EXERCISE REQUIREMENTS:
Even if a line seems odd, print it as it is, and include every record.

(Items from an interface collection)
•••••

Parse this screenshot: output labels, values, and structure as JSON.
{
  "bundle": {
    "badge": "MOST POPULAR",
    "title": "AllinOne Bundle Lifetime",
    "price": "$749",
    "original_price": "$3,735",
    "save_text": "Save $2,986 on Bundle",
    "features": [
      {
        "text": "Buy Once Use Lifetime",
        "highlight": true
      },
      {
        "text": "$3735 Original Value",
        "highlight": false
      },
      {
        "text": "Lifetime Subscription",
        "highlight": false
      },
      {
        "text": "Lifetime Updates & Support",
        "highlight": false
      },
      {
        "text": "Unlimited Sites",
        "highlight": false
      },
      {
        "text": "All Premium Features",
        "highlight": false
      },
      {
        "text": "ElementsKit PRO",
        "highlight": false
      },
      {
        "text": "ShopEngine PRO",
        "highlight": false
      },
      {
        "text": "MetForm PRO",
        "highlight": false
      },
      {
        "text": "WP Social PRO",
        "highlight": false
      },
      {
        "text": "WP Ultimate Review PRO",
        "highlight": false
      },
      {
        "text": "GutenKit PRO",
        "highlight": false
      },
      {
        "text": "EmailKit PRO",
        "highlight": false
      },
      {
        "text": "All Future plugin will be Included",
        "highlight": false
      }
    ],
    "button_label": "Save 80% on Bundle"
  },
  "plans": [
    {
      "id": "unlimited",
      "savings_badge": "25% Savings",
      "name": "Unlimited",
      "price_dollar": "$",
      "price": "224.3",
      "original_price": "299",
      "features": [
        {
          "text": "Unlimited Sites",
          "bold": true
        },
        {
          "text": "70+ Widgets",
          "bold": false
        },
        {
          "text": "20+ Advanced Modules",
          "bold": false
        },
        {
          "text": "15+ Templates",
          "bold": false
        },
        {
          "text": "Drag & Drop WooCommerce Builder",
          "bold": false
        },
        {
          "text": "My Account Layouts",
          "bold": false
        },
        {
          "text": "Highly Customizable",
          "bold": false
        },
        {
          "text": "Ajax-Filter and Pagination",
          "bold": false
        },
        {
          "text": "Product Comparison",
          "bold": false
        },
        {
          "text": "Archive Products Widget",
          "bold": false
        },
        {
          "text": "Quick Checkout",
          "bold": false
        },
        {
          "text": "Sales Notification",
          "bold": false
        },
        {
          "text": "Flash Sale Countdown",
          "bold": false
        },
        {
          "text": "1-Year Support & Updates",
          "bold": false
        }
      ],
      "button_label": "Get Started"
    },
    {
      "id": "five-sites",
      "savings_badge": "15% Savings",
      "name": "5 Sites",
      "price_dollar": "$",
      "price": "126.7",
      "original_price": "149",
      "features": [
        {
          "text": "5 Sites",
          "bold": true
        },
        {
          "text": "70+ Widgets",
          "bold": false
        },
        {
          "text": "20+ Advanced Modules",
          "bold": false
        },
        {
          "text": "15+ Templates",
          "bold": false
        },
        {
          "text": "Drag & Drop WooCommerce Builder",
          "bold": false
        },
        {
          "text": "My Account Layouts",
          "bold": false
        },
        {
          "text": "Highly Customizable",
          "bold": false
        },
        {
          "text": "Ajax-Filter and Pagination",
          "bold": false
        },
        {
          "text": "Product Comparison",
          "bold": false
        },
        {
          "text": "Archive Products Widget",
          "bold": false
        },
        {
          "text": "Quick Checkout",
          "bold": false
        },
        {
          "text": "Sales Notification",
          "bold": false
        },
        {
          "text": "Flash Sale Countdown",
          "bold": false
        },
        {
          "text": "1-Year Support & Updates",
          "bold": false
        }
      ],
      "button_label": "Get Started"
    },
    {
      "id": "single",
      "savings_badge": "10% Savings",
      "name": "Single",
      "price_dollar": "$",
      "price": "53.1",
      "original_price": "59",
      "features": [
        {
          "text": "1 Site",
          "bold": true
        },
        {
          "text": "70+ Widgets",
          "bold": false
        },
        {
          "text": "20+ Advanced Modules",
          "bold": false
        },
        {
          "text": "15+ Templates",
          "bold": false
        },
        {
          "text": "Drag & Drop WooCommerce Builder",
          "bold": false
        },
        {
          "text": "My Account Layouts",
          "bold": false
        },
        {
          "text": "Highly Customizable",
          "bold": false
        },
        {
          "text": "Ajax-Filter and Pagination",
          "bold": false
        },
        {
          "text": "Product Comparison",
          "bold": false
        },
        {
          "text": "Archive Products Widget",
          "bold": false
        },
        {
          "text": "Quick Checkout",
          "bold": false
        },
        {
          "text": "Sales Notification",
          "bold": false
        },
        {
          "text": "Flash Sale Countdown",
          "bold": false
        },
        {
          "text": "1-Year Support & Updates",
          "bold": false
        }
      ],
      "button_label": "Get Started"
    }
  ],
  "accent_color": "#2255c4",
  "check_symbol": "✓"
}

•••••

RESPONSE:
Parse this screenshot: output labels, values, and structure as JSON.
{
  "bundle": {
    "badge": "MOST POPULAR",
    "title": "AllinOne Bundle Lifetime",
    "price": "$749",
    "original_price": "$3,735",
    "save_text": "Save $2,986 on Bundle",
    "features": [
      {
        "text": "Buy Once Use Lifetime",
        "highlight": true
      },
      {
        "text": "$3735 Original Value",
        "highlight": false
      },
      {
        "text": "Lifetime Subscription",
        "highlight": false
      },
      {
        "text": "Lifetime Updates & Support",
        "highlight": false
      },
      {
        "text": "Unlimited Sites",
        "highlight": false
      },
      {
        "text": "All Premium Features",
        "highlight": false
      },
      {
        "text": "ElementsKit PRO",
        "highlight": false
      },
      {
        "text": "ShopEngine PRO",
        "highlight": false
      },
      {
        "text": "MetForm PRO",
        "highlight": false
      },
      {
        "text": "WP Social PRO",
        "highlight": false
      },
      {
        "text": "WP Ultimate Review PRO",
        "highlight": false
      },
      {
        "text": "GutenKit PRO",
        "highlight": false
      },
      {
        "text": "EmailKit PRO",
        "highlight": false
      },
      {
        "text": "All Future plugin will be Included",
        "highlight": false
      }
    ],
    "button_label": "Save 80% on Bundle"
  },
  "plans": [
    {
      "id": "unlimited",
      "savings_badge": "25% Savings",
      "name": "Unlimited",
      "price_dollar": "$",
      "price": "224.3",
      "original_price": "299",
      "features": [
        {
          "text": "Unlimited Sites",
          "bold": true
        },
        {
          "text": "70+ Widgets",
          "bold": false
        },
        {
          "text": "20+ Advanced Modules",
          "bold": false
        },
        {
          "text": "15+ Templates",
          "bold": false
        },
        {
          "text": "Drag & Drop WooCommerce Builder",
          "bold": false
        },
        {
          "text": "My Account Layouts",
          "bold": false
        },
        {
          "text": "Highly Customizable",
          "bold": false
        },
        {
          "text": "Ajax-Filter and Pagination",
          "bold": false
        },
        {
          "text": "Product Comparison",
          "bold": false
        },
        {
          "text": "Archive Products Widget",
          "bold": false
        },
        {
          "text": "Quick Checkout",
          "bold": false
        },
        {
          "text": "Sales Notification",
          "bold": false
        },
        {
          "text": "Flash Sale Countdown",
          "bold": false
        },
        {
          "text": "1-Year Support & Updates",
          "bold": false
        }
      ],
      "button_label": "Get Started"
    },
    {
      "id": "five-sites",
      "savings_badge": "15% Savings",
      "name": "5 Sites",
      "price_dollar": "$",
      "price": "126.7",
      "original_price": "149",
      "features": [
        {
          "text": "5 Sites",
          "bold": true
        },
        {
          "text": "70+ Widgets",
          "bold": false
        },
        {
          "text": "20+ Advanced Modules",
          "bold": false
        },
        {
          "text": "15+ Templates",
          "bold": false
        },
        {
          "text": "Drag & Drop WooCommerce Builder",
          "bold": false
        },
        {
          "text": "My Account Layouts",
          "bold": false
        },
        {
          "text": "Highly Customizable",
          "bold": false
        },
        {
          "text": "Ajax-Filter and Pagination",
          "bold": false
        },
        {
          "text": "Product Comparison",
          "bold": false
        },
        {
          "text": "Archive Products Widget",
          "bold": false
        },
        {
          "text": "Quick Checkout",
          "bold": false
        },
        {
          "text": "Sales Notification",
          "bold": false
        },
        {
          "text": "Flash Sale Countdown",
          "bold": false
        },
        {
          "text": "1-Year Support & Updates",
          "bold": false
        }
      ],
      "button_label": "Get Started"
    },
    {
      "id": "single",
      "savings_badge": "10% Savings",
      "name": "Single",
      "price_dollar": "$",
      "price": "53.1",
      "original_price": "59",
      "features": [
        {
          "text": "1 Site",
          "bold": true
        },
        {
          "text": "70+ Widgets",
          "bold": false
        },
        {
          "text": "20+ Advanced Modules",
          "bold": false
        },
        {
          "text": "15+ Templates",
          "bold": false
        },
        {
          "text": "Drag & Drop WooCommerce Builder",
          "bold": false
        },
        {
          "text": "My Account Layouts",
          "bold": false
        },
        {
          "text": "Highly Customizable",
          "bold": false
        },
        {
          "text": "Ajax-Filter and Pagination",
          "bold": false
        },
        {
          "text": "Product Comparison",
          "bold": false
        },
        {
          "text": "Archive Products Widget",
          "bold": false
        },
        {
          "text": "Quick Checkout",
          "bold": false
        },
        {
          "text": "Sales Notification",
          "bold": false
        },
        {
          "text": "Flash Sale Countdown",
          "bold": false
        },
        {
          "text": "1-Year Support & Updates",
          "bold": false
        }
      ],
      "button_label": "Get Started"
    }
  ],
  "accent_color": "#2255c4",
  "check_symbol": "✓"
}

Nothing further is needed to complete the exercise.